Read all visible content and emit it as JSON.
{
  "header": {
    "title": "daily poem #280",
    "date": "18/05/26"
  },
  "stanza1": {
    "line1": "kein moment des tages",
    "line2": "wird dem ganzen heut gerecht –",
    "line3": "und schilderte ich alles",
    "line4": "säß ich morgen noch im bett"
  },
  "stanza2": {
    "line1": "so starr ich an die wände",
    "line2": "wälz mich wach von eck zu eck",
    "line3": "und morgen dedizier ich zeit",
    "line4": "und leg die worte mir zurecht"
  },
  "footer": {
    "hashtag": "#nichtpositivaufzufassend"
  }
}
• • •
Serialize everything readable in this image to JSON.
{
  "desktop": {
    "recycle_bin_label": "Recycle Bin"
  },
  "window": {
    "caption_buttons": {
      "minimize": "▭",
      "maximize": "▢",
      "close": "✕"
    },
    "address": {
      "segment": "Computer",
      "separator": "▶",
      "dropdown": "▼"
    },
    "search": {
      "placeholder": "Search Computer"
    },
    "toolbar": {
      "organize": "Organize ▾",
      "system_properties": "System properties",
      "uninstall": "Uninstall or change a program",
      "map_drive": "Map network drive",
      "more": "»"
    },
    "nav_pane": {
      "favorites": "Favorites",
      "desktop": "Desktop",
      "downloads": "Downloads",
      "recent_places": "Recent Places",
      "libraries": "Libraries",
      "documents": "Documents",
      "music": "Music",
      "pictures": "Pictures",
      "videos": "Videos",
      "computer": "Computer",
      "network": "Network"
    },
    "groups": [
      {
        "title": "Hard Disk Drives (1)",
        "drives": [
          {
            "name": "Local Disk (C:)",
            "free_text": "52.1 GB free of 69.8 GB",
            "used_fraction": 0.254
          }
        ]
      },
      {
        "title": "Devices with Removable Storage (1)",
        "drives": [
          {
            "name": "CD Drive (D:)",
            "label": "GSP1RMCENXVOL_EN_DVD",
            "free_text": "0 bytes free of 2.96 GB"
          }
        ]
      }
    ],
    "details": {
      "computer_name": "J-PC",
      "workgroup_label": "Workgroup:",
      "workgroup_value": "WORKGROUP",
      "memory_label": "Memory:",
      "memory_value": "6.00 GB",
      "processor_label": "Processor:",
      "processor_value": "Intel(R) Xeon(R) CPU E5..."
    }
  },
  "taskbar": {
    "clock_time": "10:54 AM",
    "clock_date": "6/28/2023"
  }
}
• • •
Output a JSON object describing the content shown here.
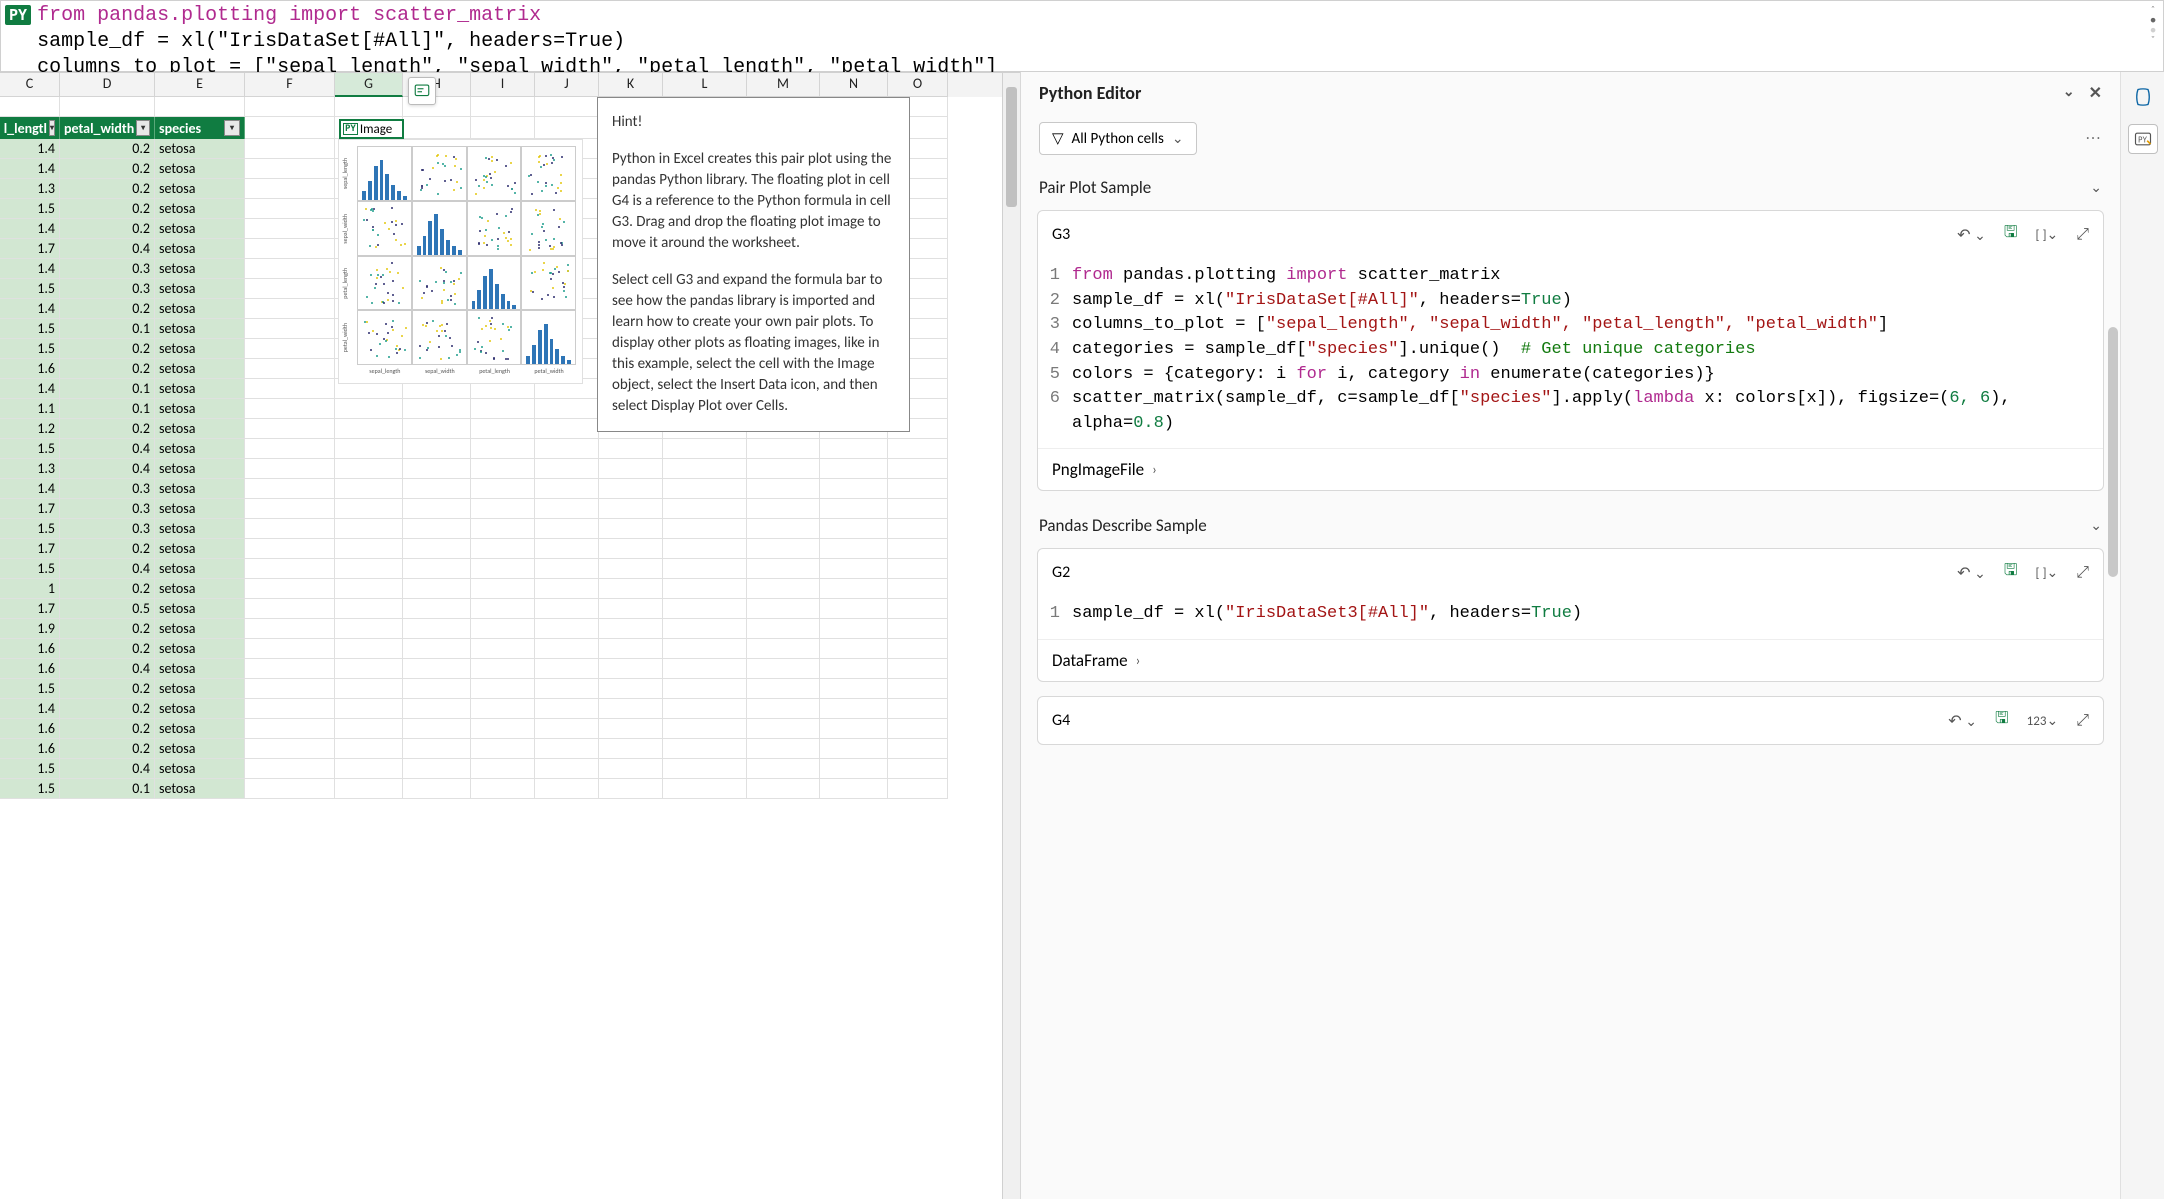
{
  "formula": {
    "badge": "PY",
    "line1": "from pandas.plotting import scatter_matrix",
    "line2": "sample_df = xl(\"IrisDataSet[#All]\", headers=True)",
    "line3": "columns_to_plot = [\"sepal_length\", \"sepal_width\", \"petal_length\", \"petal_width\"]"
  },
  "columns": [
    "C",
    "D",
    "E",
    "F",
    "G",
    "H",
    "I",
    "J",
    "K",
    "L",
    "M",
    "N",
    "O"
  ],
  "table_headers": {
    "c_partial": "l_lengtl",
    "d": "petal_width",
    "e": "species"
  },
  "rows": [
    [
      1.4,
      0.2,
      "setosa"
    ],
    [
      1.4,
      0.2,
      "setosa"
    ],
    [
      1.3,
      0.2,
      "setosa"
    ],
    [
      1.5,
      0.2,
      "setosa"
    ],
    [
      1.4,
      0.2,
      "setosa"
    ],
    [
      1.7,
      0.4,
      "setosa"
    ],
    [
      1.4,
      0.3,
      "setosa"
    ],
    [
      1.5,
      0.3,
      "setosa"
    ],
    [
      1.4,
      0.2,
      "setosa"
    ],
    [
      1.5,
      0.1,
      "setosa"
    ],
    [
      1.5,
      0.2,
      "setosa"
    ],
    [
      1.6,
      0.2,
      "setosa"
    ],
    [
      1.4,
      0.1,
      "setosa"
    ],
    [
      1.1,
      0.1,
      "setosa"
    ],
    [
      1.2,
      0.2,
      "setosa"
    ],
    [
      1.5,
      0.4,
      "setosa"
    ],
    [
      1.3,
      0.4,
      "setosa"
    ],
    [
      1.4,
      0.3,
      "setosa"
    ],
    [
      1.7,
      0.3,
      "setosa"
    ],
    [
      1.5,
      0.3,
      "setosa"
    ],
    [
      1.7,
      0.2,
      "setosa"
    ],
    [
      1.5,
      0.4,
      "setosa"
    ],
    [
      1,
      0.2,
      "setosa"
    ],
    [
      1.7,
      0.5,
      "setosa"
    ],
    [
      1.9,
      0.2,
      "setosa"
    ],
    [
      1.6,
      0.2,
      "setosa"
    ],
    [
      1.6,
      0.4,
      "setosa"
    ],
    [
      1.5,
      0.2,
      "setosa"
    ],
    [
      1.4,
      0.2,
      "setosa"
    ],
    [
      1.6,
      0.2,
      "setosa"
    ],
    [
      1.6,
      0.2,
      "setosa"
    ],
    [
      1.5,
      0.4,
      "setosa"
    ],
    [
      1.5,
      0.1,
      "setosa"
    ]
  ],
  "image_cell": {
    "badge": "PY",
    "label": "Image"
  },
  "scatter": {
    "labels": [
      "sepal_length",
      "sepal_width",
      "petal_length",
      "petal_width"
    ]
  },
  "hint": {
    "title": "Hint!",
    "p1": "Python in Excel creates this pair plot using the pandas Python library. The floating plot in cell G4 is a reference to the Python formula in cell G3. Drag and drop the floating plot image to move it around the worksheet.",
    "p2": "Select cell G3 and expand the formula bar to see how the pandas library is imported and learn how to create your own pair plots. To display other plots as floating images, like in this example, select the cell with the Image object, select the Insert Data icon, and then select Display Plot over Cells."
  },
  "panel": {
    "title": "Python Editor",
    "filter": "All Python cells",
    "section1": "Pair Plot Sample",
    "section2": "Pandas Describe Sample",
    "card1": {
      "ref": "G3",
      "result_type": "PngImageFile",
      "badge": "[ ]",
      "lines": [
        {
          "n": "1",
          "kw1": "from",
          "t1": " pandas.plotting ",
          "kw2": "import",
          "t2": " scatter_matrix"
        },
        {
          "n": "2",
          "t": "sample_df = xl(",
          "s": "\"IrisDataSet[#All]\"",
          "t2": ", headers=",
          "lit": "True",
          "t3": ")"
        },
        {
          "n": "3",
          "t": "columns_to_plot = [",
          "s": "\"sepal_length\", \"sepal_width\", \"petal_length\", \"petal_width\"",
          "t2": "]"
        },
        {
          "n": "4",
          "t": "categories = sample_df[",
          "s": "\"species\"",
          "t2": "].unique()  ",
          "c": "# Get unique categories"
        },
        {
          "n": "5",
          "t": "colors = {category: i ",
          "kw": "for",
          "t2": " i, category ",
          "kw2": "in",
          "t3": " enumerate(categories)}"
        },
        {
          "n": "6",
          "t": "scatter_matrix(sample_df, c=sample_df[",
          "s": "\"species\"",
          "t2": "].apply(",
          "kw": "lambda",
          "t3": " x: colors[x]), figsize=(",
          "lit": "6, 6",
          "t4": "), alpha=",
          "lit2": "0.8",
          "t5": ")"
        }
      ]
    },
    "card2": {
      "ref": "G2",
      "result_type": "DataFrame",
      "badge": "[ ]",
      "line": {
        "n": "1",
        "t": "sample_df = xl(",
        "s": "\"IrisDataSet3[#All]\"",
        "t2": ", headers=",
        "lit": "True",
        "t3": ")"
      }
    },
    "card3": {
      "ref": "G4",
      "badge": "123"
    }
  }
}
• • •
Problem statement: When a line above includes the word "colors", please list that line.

Task result:
          "t": "colors = {category: i ",
          "t3": " x: colors[x]), figsize=(",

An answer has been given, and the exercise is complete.